...and then it seeks to silence good." Archbishop Chaput, University of Toronto, 2009.
This quote from Chaput has recent and perennial significance.
In the Catholic tradition, evil does not enjoy existence per se, but is rather a lack of "what should be," or "what truly exists." So for example, even the devil himself who is called evil is not pure evil because he was created by God to exist, and insofar as he exists he is good. But through his will to oppose God evil can be ascribed to him - a lack of what should be in the world.
The same is true with us in our personal lives. When we choose to oppose nature and thus also God, we prevent from coming into being what should be: instead of a lie, there should be truth, and instead of theft, property should remain with its owner.

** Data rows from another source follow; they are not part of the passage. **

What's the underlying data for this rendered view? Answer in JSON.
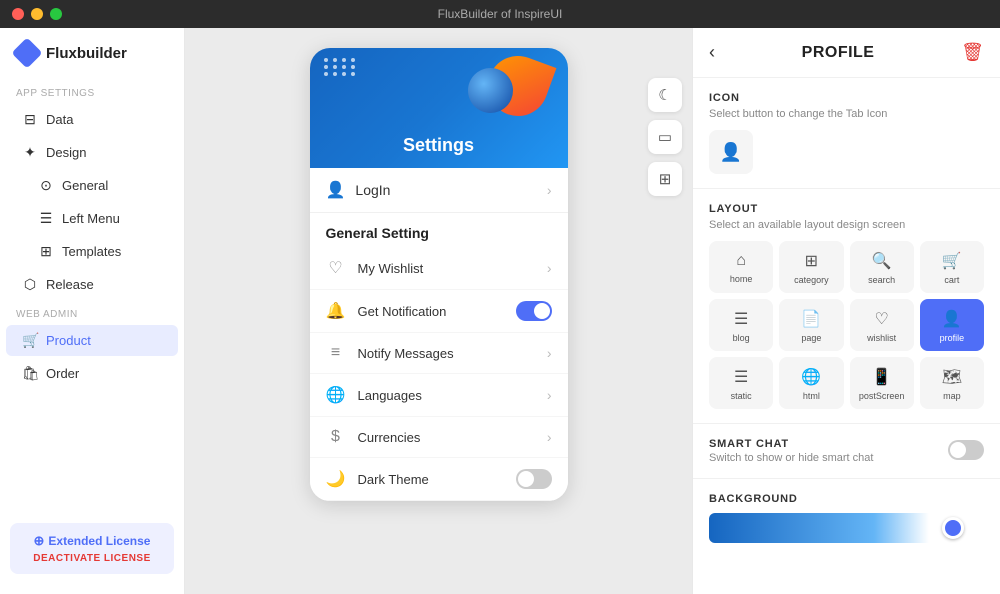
{
  "titleBar": {
    "title": "FluxBuilder of InspireUI"
  },
  "sidebar": {
    "logo": "Fluxbuilder",
    "appSettingsLabel": "App Settings",
    "items": [
      {
        "id": "data",
        "label": "Data",
        "icon": "🗄",
        "sub": false,
        "active": false
      },
      {
        "id": "design",
        "label": "Design",
        "icon": "✏️",
        "sub": false,
        "active": false
      },
      {
        "id": "general",
        "label": "General",
        "icon": "⊙",
        "sub": true,
        "active": false
      },
      {
        "id": "left-menu",
        "label": "Left Menu",
        "icon": "☰",
        "sub": true,
        "active": false
      },
      {
        "id": "templates",
        "label": "Templates",
        "icon": "⊞",
        "sub": true,
        "active": false
      },
      {
        "id": "release",
        "label": "Release",
        "icon": "⬡",
        "sub": false,
        "active": false
      }
    ],
    "webAdminLabel": "Web Admin",
    "webAdminItems": [
      {
        "id": "product",
        "label": "Product",
        "icon": "🛒",
        "active": true
      },
      {
        "id": "order",
        "label": "Order",
        "icon": "🛍",
        "active": false
      }
    ],
    "license": {
      "title": "Extended License",
      "deactivate": "DEACTIVATE LICENSE"
    }
  },
  "phonePreview": {
    "headerTitle": "Settings",
    "loginLabel": "LogIn",
    "generalSettingLabel": "General Setting",
    "menuItems": [
      {
        "id": "wishlist",
        "icon": "♡",
        "label": "My Wishlist",
        "control": "chevron"
      },
      {
        "id": "notification",
        "icon": "🔔",
        "label": "Get Notification",
        "control": "toggle-on"
      },
      {
        "id": "messages",
        "icon": "≡",
        "label": "Notify Messages",
        "control": "chevron"
      },
      {
        "id": "languages",
        "icon": "🌐",
        "label": "Languages",
        "control": "chevron"
      },
      {
        "id": "currencies",
        "icon": "$",
        "label": "Currencies",
        "control": "chevron"
      },
      {
        "id": "darktheme",
        "icon": "🌙",
        "label": "Dark Theme",
        "control": "toggle-off"
      }
    ]
  },
  "sideButtons": [
    {
      "id": "moon",
      "icon": "☾"
    },
    {
      "id": "monitor",
      "icon": "⬜"
    },
    {
      "id": "qr",
      "icon": "⊞"
    }
  ],
  "rightPanel": {
    "title": "PROFILE",
    "iconSection": {
      "title": "ICON",
      "desc": "Select button to change the Tab Icon"
    },
    "layoutSection": {
      "title": "LAYOUT",
      "desc": "Select an available layout design screen",
      "items": [
        {
          "id": "home",
          "icon": "⌂",
          "label": "home",
          "active": false
        },
        {
          "id": "category",
          "icon": "⊞",
          "label": "category",
          "active": false
        },
        {
          "id": "search",
          "icon": "⌕",
          "label": "search",
          "active": false
        },
        {
          "id": "cart",
          "icon": "🛒",
          "label": "cart",
          "active": false
        },
        {
          "id": "blog",
          "icon": "☰",
          "label": "blog",
          "active": false
        },
        {
          "id": "page",
          "icon": "📄",
          "label": "page",
          "active": false
        },
        {
          "id": "wishlist",
          "icon": "♡",
          "label": "wishlist",
          "active": false
        },
        {
          "id": "profile",
          "icon": "👤",
          "label": "profile",
          "active": true
        },
        {
          "id": "static",
          "icon": "☰",
          "label": "static",
          "active": false
        },
        {
          "id": "html",
          "icon": "🌐",
          "label": "html",
          "active": false
        },
        {
          "id": "postscreen",
          "icon": "📱",
          "label": "postScreen",
          "active": false
        },
        {
          "id": "map",
          "icon": "🗺",
          "label": "map",
          "active": false
        }
      ]
    },
    "smartChat": {
      "title": "SMART CHAT",
      "desc": "Switch to show or hide smart chat",
      "enabled": false
    },
    "background": {
      "title": "BACKGROUND"
    }
  }
}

When we sin, we oppose God's order and introduce disorder into the world.
The same principle, dare I say, applies at the political level. God wills the happiness and flourishing of all men according to his plan. Many know the basics of his plan and others do not. Legislation at the political level is often far less obviously opposed to or in support of God's plan than individual actions in our personal lives. For example, its not so easy to determine whether a law prescribing that renters who do refuse to pay rent must be evicted after 3, 6, or 9 months. But other laws, like those that use taxpayer dollars for to provide for the murder of unborn children in abortion, are obviously opposed to the good of life which should be in the world, since murder of the innocent is never allowable.

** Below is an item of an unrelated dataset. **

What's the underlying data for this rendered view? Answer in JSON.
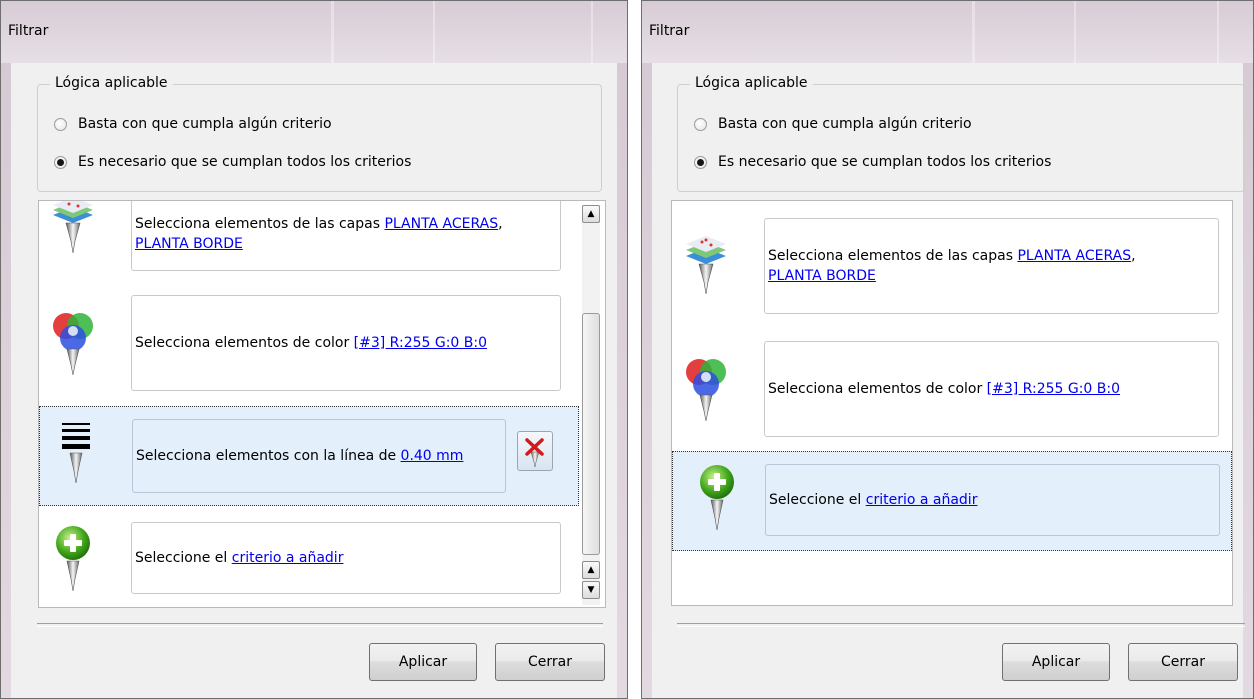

With that background, let's return to Chaput's statement, which is a bit of a metaphor. Since evil is a lack of what should be, evil has a better chance of winning when introduced gradually rather than all at once. Evil doesn't actually preach; it doesn't exist. For example, in a society which generally outlaws and believes that abortion is immoral, for legislators (who too be clear here I am not claiming to everything in view of an intentional long term plan) to ask for taxpayer dollars to fund public programs procuring abortion would be too much. This would appear as an obvious lack of good that should be in society. But if that door is ever to be opened, instead of directly seeking its acceptance wholesale, it would first claim that evil is the choice of someone else, and not harmful to the community. In other words, we evil first "claims" we should tolerate evil even if we ourselves don't participate because it is someone else doing it.
After some time preaching toleration and living alongside it even if we ourselves don't participate, it becomes more common, and possibly accepted. Only then can evil ask for the next step and become dominant, forcing everyone to participate through, for example, the use of taxpayer dollars to fund abortion.
This perennial principle was pointed out by Plato in Book VIII of the Republic, when democracy descends into tyranny:
Pope Francis' recent motu proprio on the Extraordinary Form (EF) many in the Church (including myself) believe to be an example of such a contrast. The EF, liberalised by Pope Benedict in 2007 (for the Church to maintain continuity with its past rather than apparent rupture) was allowed to be freely expressed alongside 23 other rites within the Church living "under one roof." Legitimate diversity of expression even within the ordinary form of the new rite is tolerated and rarely discouraged. Here we find tolerance, a tolerance seemingly endorsed by Pope Francis at the beginning of his pontificate. With this new motu proprio however, the EF, which used to be the expression of the same Church's heart for centuries is not tolerated, or at least constrained, as if it were an evil or deficient expression, while all other forms are allowed to live alongside each other. Here it seems that evil is returning to dominance.
Perhaps these two examples do not resonate with you. As a last consideration, note how the Nazi Party, Stalin, and others first came to power. They are not open about their plans to kill millions. They preached their plan under the appearance of the good, in the name of tolerance, or more generously, they were confused about what is actually good, what actually should be. Deception is critical to the success of evil in the short term, and tolerance is one such vehicle.
This is not to say that these patterns are never reversed. We are not all on a perpetual path towards evil because evil, which has no existence or inclination to remain in existence, always consumes itself in the face of what was ruptured: the eternal, permanent and the holy like God. In the end, Good wins the war, and often good wins the battles as well, but we must beware of giving any authority to evil to prevent being distracted or derailed as an individual or society.
As Chaput put it:
“We need to remember that tolerance is not a Christian virtue. Charity, justice, mercy, prudence, honesty — these are Christian virtues. And obviously, in a diverse community, tolerance is an important working principle. But it’s never an end itself. In fact, tolerating grave evil within a society is itself a form of serious evil. Likewise, democratic pluralism does not mean that Catholics should be quiet in public about serious moral issues because of some misguided sense of good manners. A healthy democracy requires vigorous moral debate to survive. Real pluralism demands that people of strong beliefs will advance their convictions in the public square — peacefully, legally and respectfully, but energetically and without embarrassment. Anything less is bad citizenship and a form of theft from the public conversation.”